It can be difficult asking for help. However, nip it in the bud. The possibility of a do-over may be non-existent.
Written by: Patricia I. James**
I was sitting in court not too long ago, listening to the cases before me. On this particular matter, an attorney was making his appearance telephonically. If I recall the circumstances correctly, he explained that he had been ill and continued to be ill (and he certainly sounded like it on the phone) so he had missed timely responding to some requests for admissions that apparently gutted his client’s lawsuit. He had requested an extension of time from opposing counsel but opposing counsel had denied this request. (To be fair, it is possible opposing counsel had previously granted an extension or two but finally had to go forward). The granting of the motion that was then before the court, based on the failure to respond to these admissions, would result in the dismissal of his client’s case. The tentative ruling was to grant the motion.
The attorney asked that the motion not be granted and, instead, that he be sanctioned for not timely responding to the requests for admissions. The judge listened carefully to both sides but said that she had to grant the motion. She said that, if he had come in ex parte and explained the situation, she could have helped him. However, now, it was too late.
This was heart-wrenching. I sat there, feeling so sorry for this attorney. However, the judge was right. She was following the law. I would have just liked to turn back time for this man. I don’t know what ultimately happened. However, I am inclined to guess that, on top of his illness, his burden was made heavier by his client’s lawsuit against him for malpractice. Bottom line, if he had just asked for help….
On a personal note, some years back,I had missed a deadline to file a motion to compel further answers to discovery. Simply put, if I send out, for example, special interrogatories (specially prepared questions for that particular case) to the defendant, and I get what I deem to be inadequate answers, I have 45 days within which to bring a motion to compel further answers
Unfortunately, although I had computed the 45 day deadline adequately, I had overlooked the discovery and motion cutoff that was previously set by the court. (See Post #3). When my office called the calendar clerk to set a hearing, the first available date for the motion was after that motion and discovery cutoff. Thus, I had to set an ex parte hearing (a hearing that does not require the usual 30 day notice but just requires giving opposing counsel at least 24 hours notice prior to the hearing) to get an order shortening time to set the hearing or request that the hearing be set after the cutoff.
I appeared before a wonderful judge, who is now on the appellate court and, who I, along with various other female attorneys I spoke to, wanted to grow up to be just like her (keeping in mind that we were all about 40+ at the time). I just fell on my sword, told her that I made a mistake and explained what had happened, as set forth above. She very graciously accepted my explanation/apology and granted me additional time and a hearing date for the motion.

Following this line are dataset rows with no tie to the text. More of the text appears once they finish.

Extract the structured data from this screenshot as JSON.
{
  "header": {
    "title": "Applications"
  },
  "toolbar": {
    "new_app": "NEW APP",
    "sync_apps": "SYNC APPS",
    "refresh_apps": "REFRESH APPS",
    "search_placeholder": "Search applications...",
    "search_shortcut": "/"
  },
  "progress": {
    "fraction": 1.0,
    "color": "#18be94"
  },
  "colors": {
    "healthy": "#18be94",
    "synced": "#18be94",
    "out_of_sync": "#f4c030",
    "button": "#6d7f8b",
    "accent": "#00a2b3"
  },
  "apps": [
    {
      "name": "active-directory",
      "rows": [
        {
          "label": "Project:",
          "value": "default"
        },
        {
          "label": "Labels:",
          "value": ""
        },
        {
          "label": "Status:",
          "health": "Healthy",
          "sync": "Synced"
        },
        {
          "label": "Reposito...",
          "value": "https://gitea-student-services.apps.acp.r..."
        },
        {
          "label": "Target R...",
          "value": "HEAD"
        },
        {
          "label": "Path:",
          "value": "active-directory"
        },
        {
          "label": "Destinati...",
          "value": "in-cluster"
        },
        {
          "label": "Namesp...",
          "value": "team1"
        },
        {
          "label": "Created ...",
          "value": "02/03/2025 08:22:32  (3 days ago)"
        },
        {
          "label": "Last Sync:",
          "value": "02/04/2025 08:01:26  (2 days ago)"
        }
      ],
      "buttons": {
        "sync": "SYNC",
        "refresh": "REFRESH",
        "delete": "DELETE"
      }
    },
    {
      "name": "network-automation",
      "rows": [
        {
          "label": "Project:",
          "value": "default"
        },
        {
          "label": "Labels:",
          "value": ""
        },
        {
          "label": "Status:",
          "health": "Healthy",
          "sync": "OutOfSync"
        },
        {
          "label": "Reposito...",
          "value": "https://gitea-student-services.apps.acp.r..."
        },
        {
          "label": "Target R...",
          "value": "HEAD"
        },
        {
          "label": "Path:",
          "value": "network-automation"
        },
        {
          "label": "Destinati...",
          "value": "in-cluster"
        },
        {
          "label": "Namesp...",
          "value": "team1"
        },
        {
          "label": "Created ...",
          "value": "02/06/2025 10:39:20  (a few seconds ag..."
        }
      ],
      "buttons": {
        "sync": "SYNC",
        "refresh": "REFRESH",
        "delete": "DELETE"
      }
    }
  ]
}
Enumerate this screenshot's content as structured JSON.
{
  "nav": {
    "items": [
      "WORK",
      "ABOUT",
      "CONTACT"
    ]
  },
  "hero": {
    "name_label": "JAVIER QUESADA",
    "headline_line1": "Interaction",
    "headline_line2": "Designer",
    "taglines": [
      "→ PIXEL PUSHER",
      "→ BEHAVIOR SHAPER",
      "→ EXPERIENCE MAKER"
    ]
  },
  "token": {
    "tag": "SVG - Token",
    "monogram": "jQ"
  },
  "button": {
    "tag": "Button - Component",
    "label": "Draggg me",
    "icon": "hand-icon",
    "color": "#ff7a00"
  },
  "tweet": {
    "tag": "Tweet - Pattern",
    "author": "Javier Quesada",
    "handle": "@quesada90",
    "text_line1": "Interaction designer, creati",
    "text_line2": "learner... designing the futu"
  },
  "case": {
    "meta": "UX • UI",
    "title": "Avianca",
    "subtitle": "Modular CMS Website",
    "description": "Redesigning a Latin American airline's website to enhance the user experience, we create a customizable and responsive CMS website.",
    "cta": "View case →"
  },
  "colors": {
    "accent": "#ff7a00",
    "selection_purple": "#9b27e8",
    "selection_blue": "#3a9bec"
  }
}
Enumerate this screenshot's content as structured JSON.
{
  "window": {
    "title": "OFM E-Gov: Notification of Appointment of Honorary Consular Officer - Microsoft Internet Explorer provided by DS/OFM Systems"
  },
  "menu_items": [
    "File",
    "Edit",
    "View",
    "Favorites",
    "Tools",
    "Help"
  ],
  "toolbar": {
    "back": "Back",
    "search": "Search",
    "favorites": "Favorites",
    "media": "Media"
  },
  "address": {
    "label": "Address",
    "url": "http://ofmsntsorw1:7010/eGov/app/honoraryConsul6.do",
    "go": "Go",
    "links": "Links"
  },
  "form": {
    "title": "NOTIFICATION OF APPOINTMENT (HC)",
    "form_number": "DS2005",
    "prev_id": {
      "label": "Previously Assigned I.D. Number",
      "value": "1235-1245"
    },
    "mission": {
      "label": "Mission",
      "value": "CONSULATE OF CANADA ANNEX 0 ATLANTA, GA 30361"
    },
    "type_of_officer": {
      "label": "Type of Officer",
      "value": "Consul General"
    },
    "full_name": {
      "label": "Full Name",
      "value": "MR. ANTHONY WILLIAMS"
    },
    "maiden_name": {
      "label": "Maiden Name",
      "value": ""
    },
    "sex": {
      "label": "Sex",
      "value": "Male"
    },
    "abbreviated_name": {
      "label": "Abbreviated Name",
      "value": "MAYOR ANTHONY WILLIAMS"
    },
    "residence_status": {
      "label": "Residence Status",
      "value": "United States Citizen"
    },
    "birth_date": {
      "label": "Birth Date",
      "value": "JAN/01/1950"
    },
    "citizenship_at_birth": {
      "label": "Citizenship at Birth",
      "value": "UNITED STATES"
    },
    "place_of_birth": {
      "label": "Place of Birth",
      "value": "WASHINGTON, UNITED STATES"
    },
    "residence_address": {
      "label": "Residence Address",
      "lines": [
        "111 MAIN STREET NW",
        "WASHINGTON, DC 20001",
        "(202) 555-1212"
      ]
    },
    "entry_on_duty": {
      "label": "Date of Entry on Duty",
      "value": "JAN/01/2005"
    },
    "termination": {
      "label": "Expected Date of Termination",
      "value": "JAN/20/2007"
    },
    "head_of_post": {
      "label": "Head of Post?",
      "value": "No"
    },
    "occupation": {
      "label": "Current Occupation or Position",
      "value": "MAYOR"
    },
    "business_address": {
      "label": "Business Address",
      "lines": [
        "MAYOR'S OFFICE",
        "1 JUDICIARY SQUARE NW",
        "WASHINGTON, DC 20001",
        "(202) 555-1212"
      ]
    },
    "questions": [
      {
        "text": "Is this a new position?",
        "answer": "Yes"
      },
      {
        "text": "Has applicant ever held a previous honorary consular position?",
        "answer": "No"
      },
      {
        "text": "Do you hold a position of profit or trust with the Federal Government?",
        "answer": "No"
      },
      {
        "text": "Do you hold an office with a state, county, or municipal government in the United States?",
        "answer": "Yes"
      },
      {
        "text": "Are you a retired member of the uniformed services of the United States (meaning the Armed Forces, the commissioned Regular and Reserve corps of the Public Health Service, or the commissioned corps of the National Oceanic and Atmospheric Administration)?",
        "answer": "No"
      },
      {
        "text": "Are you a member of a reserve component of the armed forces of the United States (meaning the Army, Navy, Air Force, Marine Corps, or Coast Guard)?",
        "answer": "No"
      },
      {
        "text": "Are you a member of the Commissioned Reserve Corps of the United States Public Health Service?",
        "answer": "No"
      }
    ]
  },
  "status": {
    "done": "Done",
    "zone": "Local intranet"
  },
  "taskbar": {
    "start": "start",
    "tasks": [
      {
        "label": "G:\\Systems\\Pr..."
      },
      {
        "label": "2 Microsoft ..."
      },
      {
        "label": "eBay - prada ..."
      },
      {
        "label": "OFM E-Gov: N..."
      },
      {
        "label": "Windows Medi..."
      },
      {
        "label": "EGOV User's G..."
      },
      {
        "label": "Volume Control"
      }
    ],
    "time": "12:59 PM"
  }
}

In sum, in law, as in real life, don’t ignore or bury your mistakes. You might hope that they will just go away (like that rattle I keep hearing in my car). However, more often than not, they won’t. and they can just get worse over time. Work on fixing them and, if possible, enlist the judges’ help. You just might be pleasantly surprised at how willing they are to do so.
**No portion of this Post is intended to constitute legal advice. The views expressed are solely those of the author.